My gift is to help you see the world in a different way.

Your job now is to probe, but with no agenda.

What price do you pay for this?

What have you tried?

Why does this matter to you?

You’re teaching the client what to focus on.

The client’s question is always: “Will I be seen by you?”

Understand the problem

Ask * What are you up against?

Listen for a human dimension

Re-state the issue in own words

No help or subtle advice

Operate out of invitation as far as possible

The way we contract is part of our offering to the world

Our job is to make explicit what is unstated.

In the corporate world, the only time we can appreciate you is when you leave. We give you a party when you leave, and a present, and say goodbye: “Now I can love you, because you’re no longer a threat.”

What to do when you’re lost

Whenever I get lost, I stop analysing. I say * What do I want?

What do they want?

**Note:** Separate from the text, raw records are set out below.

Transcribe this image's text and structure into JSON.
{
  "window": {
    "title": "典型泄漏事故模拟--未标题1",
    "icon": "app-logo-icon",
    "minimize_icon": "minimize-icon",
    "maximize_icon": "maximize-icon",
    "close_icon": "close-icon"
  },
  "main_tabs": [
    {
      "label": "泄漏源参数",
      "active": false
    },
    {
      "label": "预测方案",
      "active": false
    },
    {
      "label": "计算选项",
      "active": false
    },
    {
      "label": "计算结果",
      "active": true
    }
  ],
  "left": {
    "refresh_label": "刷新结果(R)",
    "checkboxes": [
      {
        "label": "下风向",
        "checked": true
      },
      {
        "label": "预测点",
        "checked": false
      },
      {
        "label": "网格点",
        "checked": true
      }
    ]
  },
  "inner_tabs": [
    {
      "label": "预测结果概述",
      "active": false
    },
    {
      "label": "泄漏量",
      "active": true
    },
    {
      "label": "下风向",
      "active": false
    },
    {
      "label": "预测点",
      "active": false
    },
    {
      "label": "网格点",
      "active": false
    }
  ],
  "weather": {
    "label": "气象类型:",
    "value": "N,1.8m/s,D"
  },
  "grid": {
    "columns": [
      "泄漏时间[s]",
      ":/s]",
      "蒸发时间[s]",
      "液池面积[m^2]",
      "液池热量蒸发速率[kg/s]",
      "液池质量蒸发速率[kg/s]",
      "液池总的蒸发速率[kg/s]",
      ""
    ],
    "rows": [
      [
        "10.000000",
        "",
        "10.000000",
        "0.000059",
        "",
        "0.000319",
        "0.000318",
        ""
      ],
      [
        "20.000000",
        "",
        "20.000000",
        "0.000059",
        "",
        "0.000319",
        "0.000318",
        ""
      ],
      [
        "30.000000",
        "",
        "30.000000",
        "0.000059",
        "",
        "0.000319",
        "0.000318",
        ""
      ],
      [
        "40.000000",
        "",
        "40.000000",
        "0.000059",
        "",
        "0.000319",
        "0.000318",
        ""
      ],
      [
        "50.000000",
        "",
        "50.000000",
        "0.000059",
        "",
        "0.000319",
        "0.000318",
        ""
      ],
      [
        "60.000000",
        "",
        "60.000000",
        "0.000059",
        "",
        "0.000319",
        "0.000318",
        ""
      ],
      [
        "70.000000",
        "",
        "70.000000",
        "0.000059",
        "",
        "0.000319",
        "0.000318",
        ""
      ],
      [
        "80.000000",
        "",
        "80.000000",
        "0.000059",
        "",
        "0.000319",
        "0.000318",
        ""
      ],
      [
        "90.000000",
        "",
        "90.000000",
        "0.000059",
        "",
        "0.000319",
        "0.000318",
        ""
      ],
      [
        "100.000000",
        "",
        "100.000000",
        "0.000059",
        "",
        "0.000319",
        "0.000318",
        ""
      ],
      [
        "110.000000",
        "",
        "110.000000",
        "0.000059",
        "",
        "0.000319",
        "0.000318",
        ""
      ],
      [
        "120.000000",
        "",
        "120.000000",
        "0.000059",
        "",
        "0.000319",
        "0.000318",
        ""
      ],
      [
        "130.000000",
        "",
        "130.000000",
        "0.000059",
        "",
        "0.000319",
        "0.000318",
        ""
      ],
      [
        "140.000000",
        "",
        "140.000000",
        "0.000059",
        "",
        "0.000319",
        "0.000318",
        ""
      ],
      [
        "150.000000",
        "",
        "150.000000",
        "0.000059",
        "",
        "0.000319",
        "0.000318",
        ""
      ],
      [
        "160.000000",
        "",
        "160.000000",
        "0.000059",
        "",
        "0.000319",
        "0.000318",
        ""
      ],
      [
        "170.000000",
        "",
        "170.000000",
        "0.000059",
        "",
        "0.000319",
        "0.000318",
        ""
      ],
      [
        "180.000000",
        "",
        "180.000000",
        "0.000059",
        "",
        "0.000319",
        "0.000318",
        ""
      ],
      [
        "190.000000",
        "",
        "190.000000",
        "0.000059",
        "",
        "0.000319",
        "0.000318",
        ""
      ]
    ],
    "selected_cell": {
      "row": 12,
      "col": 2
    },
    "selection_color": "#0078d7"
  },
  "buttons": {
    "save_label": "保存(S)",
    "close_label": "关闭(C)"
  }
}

both from me, and from this project.

Our job is to teach the humanity back into the system.

What do I want? * Give up your “turnkey” fantasy

I do work, not magic

Shrink your expectations

Let me know your doubts as they arise

I need resources, time, access.

Tell the client : “keep doing XYZ.”

Write down the agreement if you like. It’s unenforceable, but at least it makes things clearer.

What do you want from as an outcome?

What do you want from me?

This is what i want from you

Find and name the agreement.

Greater clarity

Insurance questions: We’ve reached agreement, let’s have one more stab at concerns.

How do you feel about your level of control you have (this legitimises the conversation about control)

Any concerns around risks/ vulnerabilities.

If you did have some concerns, what would they be?

People will sacrifice outcomes for control. They would rather have control than results.

Name: Here is what you did right.

What did I do that was useful.


Re-name / re-frame the problem in a more actionable way.

Here is the problem as we now see it.

Now what are the other people still doing to create / sustain the problem?

What is your contribtion to create the problem?

What is contribution to sustain the problem?

And if the person says they don’t know, then that’s their contribution! They’re a spectator, not a player.

What choices do you think you have?

That’s our job: to give our clients options.

People who looked at this item also looked at…